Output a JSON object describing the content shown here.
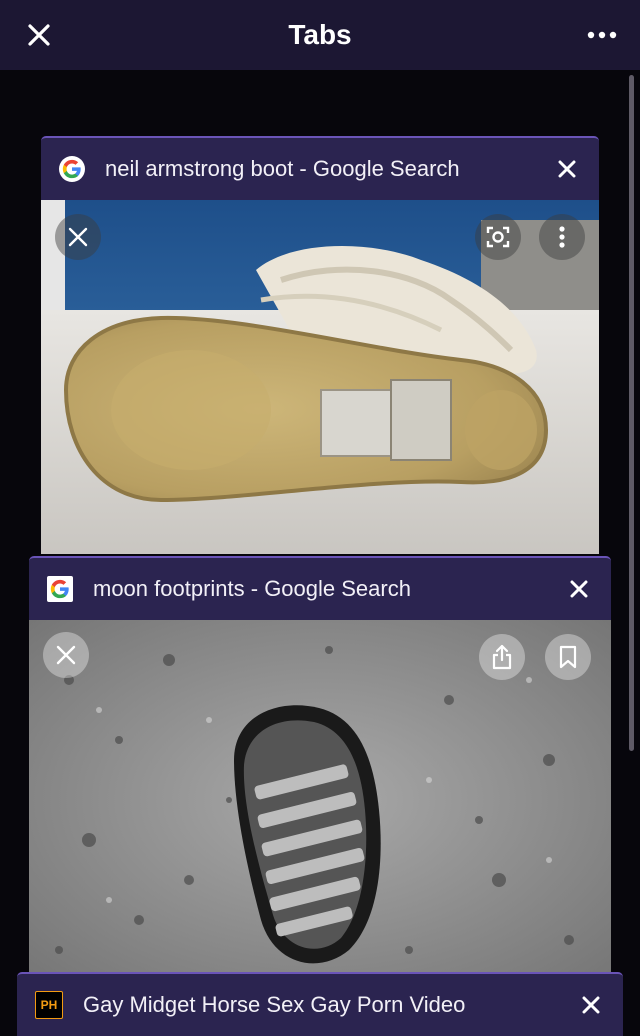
{
  "header": {
    "title": "Tabs"
  },
  "tabs": [
    {
      "title": "neil armstrong boot - Google Search",
      "favicon": "google-g-icon"
    },
    {
      "title": "moon footprints - Google Search",
      "favicon": "google-g-icon"
    },
    {
      "title": "Gay Midget Horse Sex Gay Porn Video",
      "favicon_text": "PH"
    }
  ],
  "colors": {
    "header_bg": "#1c1733",
    "tab_header_bg": "#2b2450",
    "accent": "#6a54b8"
  }
}
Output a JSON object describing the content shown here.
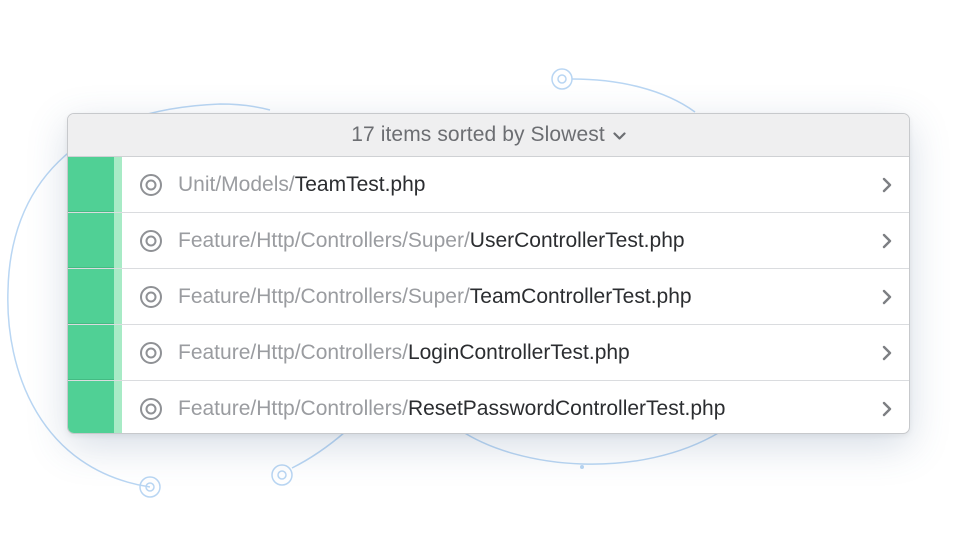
{
  "header": {
    "label": "17 items sorted by Slowest",
    "dropdown_icon": "chevron-down-icon"
  },
  "colors": {
    "pass": "#50d095",
    "pass_edge": "#a8ebc6",
    "path_dir": "#9a9ca0",
    "path_file": "#2b2d30",
    "decor_line": "#b9d6f3"
  },
  "items": [
    {
      "dir": "Unit/Models/",
      "file": "TeamTest.php",
      "status": "passed",
      "icon": "target-icon"
    },
    {
      "dir": "Feature/Http/Controllers/Super/",
      "file": "UserControllerTest.php",
      "status": "passed",
      "icon": "target-icon"
    },
    {
      "dir": "Feature/Http/Controllers/Super/",
      "file": "TeamControllerTest.php",
      "status": "passed",
      "icon": "target-icon"
    },
    {
      "dir": "Feature/Http/Controllers/",
      "file": "LoginControllerTest.php",
      "status": "passed",
      "icon": "target-icon"
    },
    {
      "dir": "Feature/Http/Controllers/",
      "file": "ResetPasswordControllerTest.php",
      "status": "passed",
      "icon": "target-icon"
    }
  ]
}
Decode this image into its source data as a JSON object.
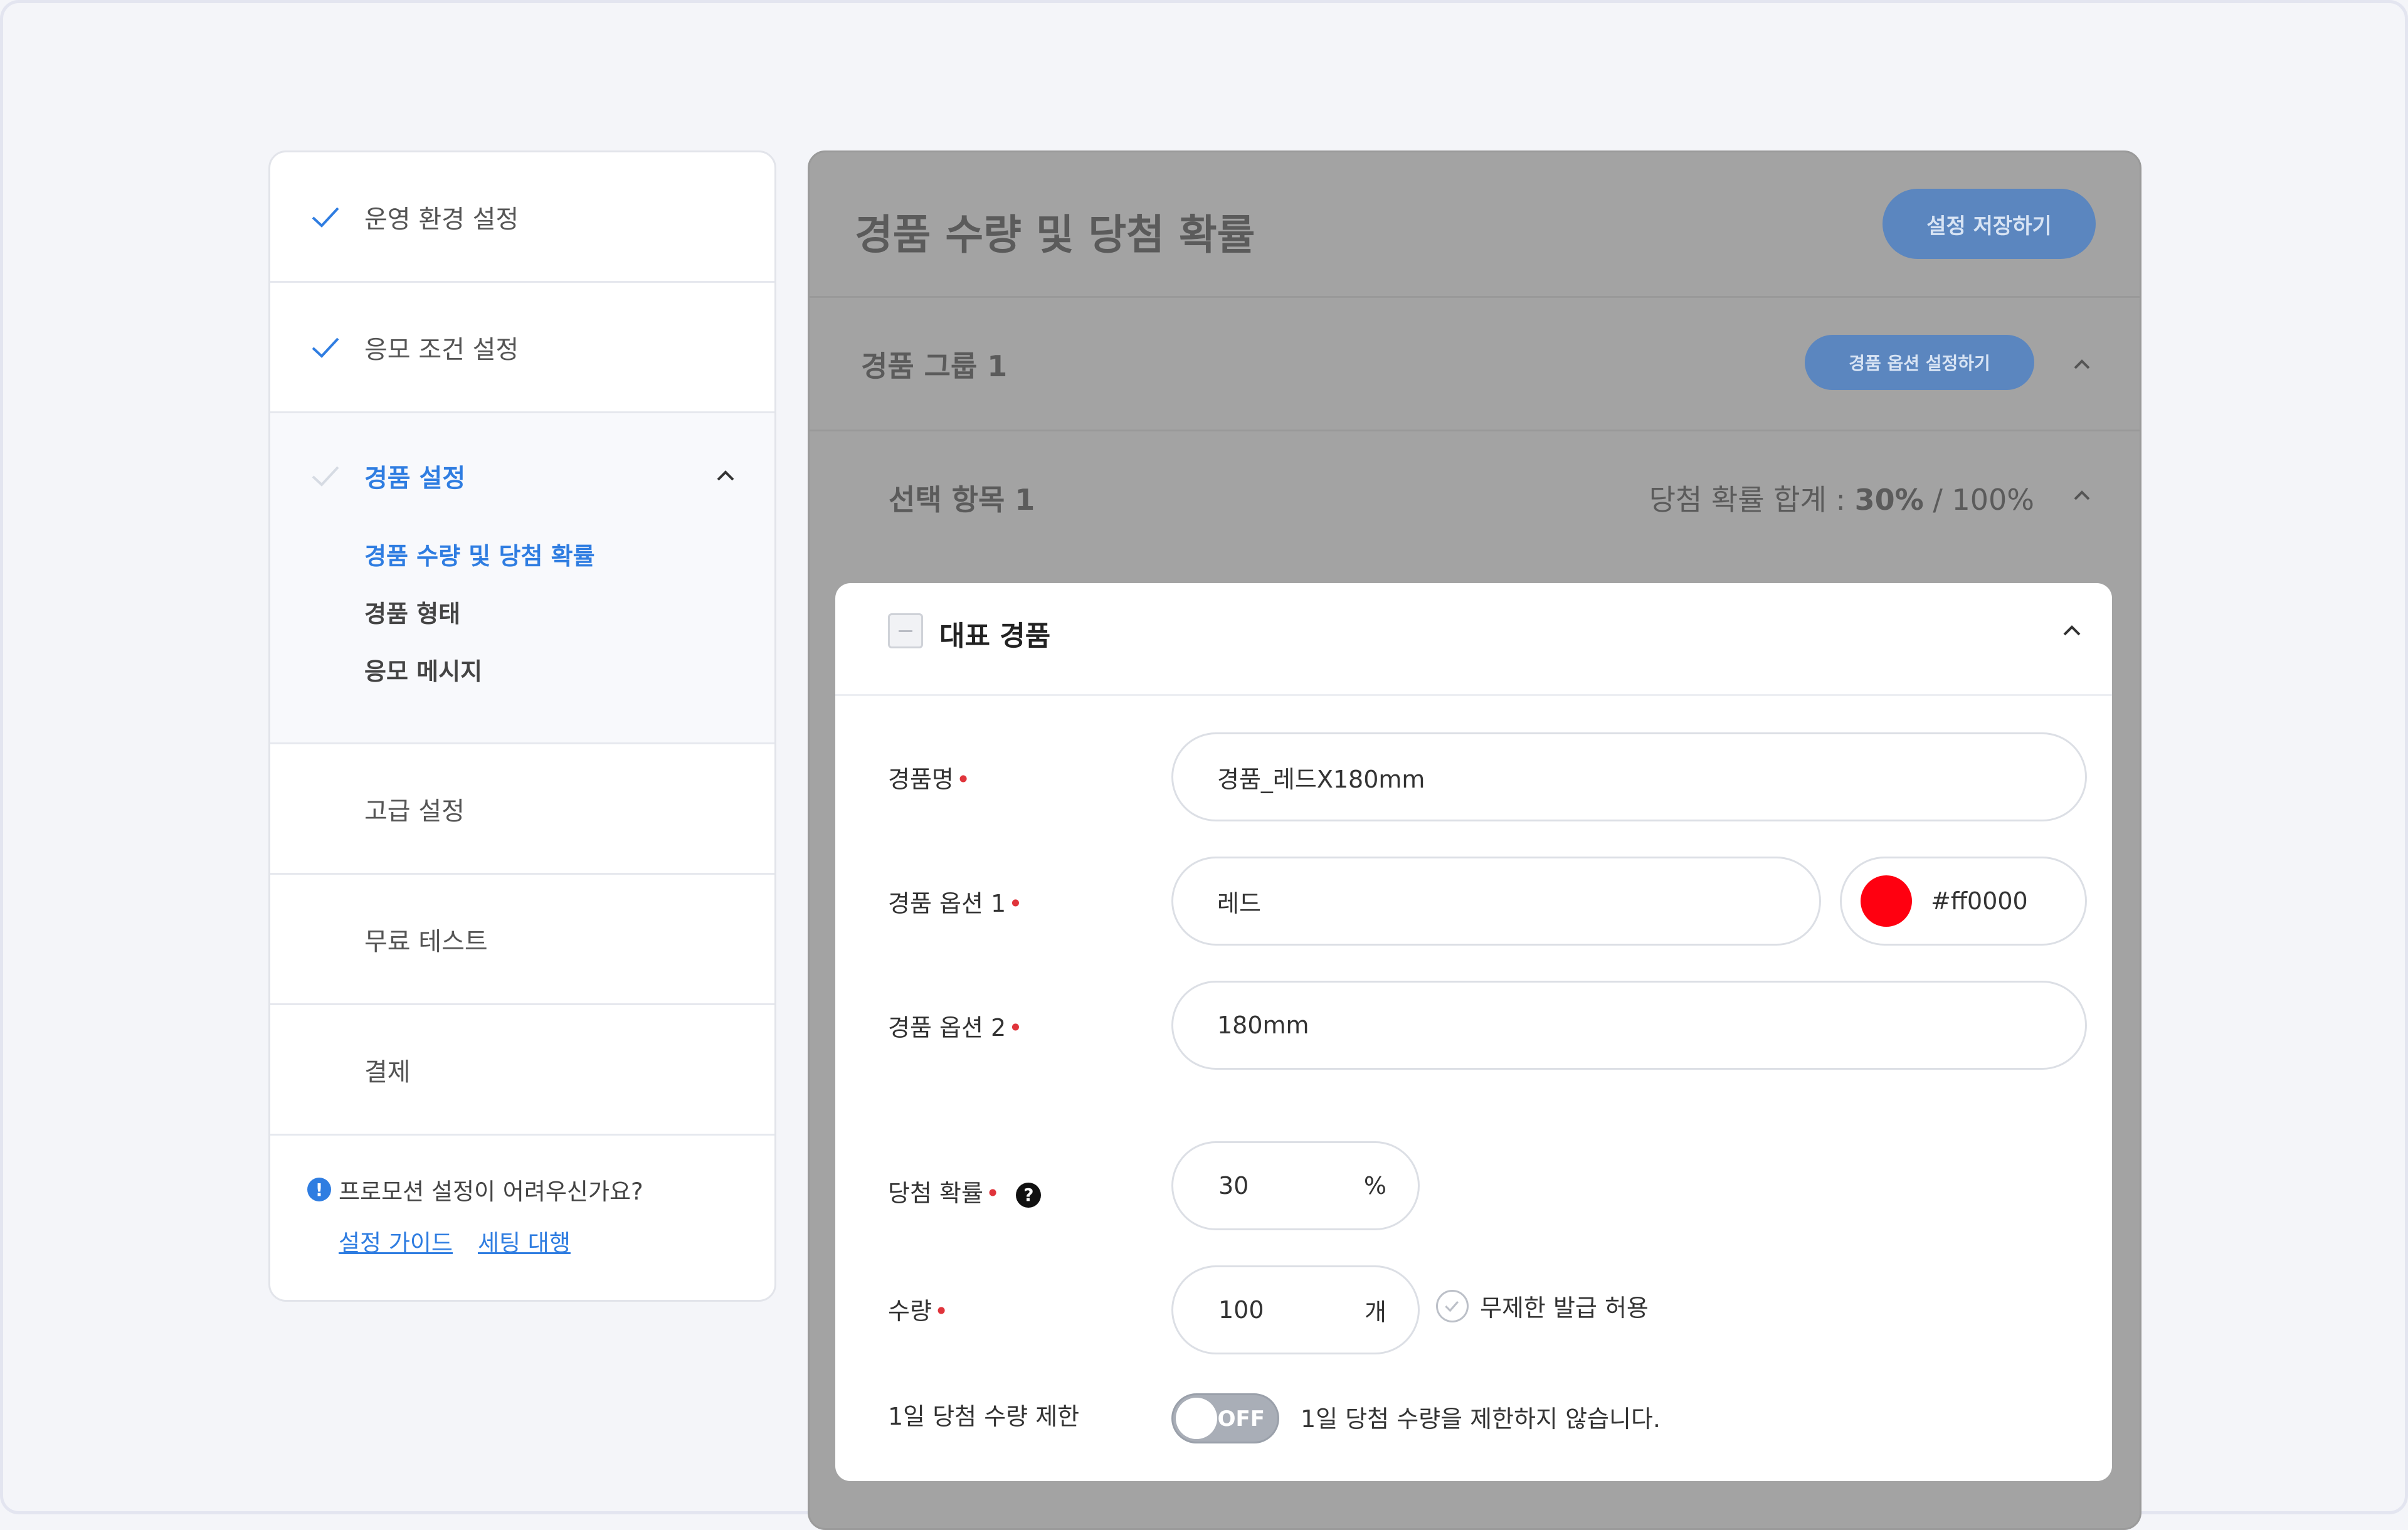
{
  "sidebar": {
    "items": [
      {
        "label": "운영 환경 설정",
        "checked": true
      },
      {
        "label": "응모 조건 설정",
        "checked": true
      },
      {
        "label": "경품 설정",
        "checked": false,
        "expanded": true,
        "subitems": [
          "경품 수량 및 당첨 확률",
          "경품 형태",
          "응모 메시지"
        ]
      },
      {
        "label": "고급 설정",
        "checked": false
      },
      {
        "label": "무료 테스트",
        "checked": false
      },
      {
        "label": "결제",
        "checked": false
      }
    ],
    "help": {
      "question": "프로모션 설정이 어려우신가요?",
      "link_guide": "설정 가이드",
      "link_setting": "세팅 대행"
    }
  },
  "main": {
    "title": "경품 수량 및 당첨 확률",
    "save_label": "설정 저장하기",
    "group": {
      "title": "경품 그룹 1",
      "option_button": "경품 옵션 설정하기"
    },
    "item": {
      "title": "선택 항목 1",
      "sum_prefix": "당첨 확률 합계 : ",
      "sum_value": "30%",
      "sum_suffix": " / 100%"
    }
  },
  "card": {
    "title": "대표 경품",
    "fields": {
      "name": {
        "label": "경품명",
        "value": "경품_레드X180mm"
      },
      "option1": {
        "label": "경품 옵션 1",
        "value": "레드",
        "color_label": "#ff0000"
      },
      "option2": {
        "label": "경품 옵션 2",
        "value": "180mm"
      },
      "probability": {
        "label": "당첨 확률",
        "value": "30",
        "unit": "%"
      },
      "quantity": {
        "label": "수량",
        "value": "100",
        "unit": "개",
        "unlimited_label": "무제한 발급 허용"
      },
      "daily_limit": {
        "label": "1일 당첨 수량 제한",
        "toggle": "OFF",
        "description": "1일 당첨 수량을 제한하지 않습니다."
      }
    }
  },
  "colors": {
    "accent": "#2f7de1",
    "swatch": "#ff0010",
    "required": "#e0343b"
  },
  "icons": {
    "check": "check-icon",
    "chevron": "chevron-up-icon",
    "info": "info-icon",
    "help": "question-icon"
  }
}
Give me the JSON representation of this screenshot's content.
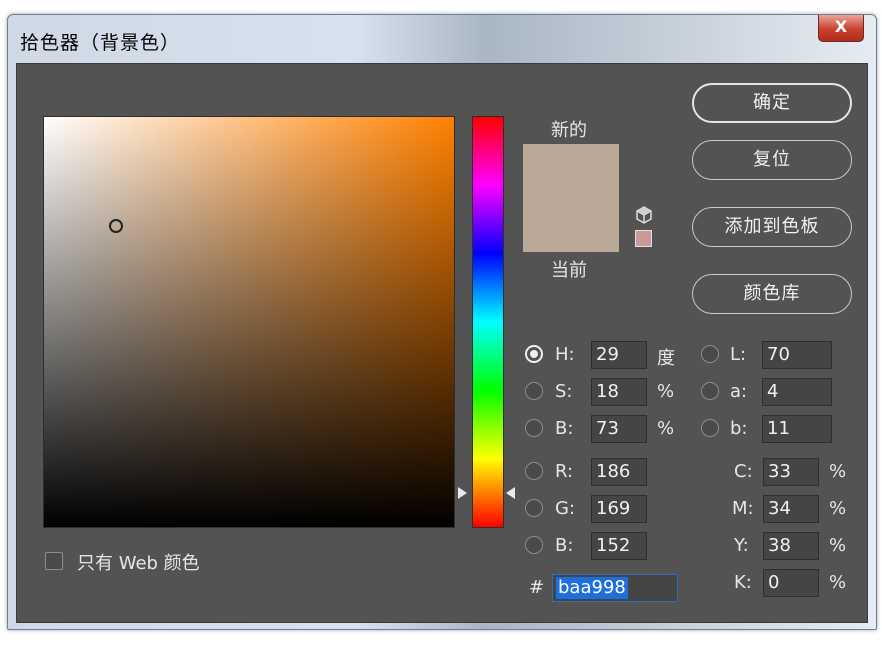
{
  "window": {
    "title": "拾色器（背景色）",
    "close_label": "X"
  },
  "colors": {
    "new_color": "#baa998",
    "current_color": "#baa998",
    "web_safe_swatch": "#cc9999"
  },
  "preview": {
    "new_label": "新的",
    "current_label": "当前"
  },
  "buttons": {
    "ok": "确定",
    "reset": "复位",
    "add_swatch": "添加到色板",
    "color_libraries": "颜色库"
  },
  "hsb": {
    "h_label": "H:",
    "h_value": "29",
    "h_unit": "度",
    "s_label": "S:",
    "s_value": "18",
    "s_unit": "%",
    "b_label": "B:",
    "b_value": "73",
    "b_unit": "%"
  },
  "rgb": {
    "r_label": "R:",
    "r_value": "186",
    "g_label": "G:",
    "g_value": "169",
    "b_label": "B:",
    "b_value": "152"
  },
  "lab": {
    "l_label": "L:",
    "l_value": "70",
    "a_label": "a:",
    "a_value": "4",
    "b_label": "b:",
    "b_value": "11"
  },
  "cmyk": {
    "c_label": "C:",
    "c_value": "33",
    "c_unit": "%",
    "m_label": "M:",
    "m_value": "34",
    "m_unit": "%",
    "y_label": "Y:",
    "y_value": "38",
    "y_unit": "%",
    "k_label": "K:",
    "k_value": "0",
    "k_unit": "%"
  },
  "hex": {
    "label": "#",
    "value": "baa998"
  },
  "web_only": {
    "label": "只有 Web 颜色",
    "checked": false
  }
}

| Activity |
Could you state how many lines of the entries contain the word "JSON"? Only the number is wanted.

| Response area |
4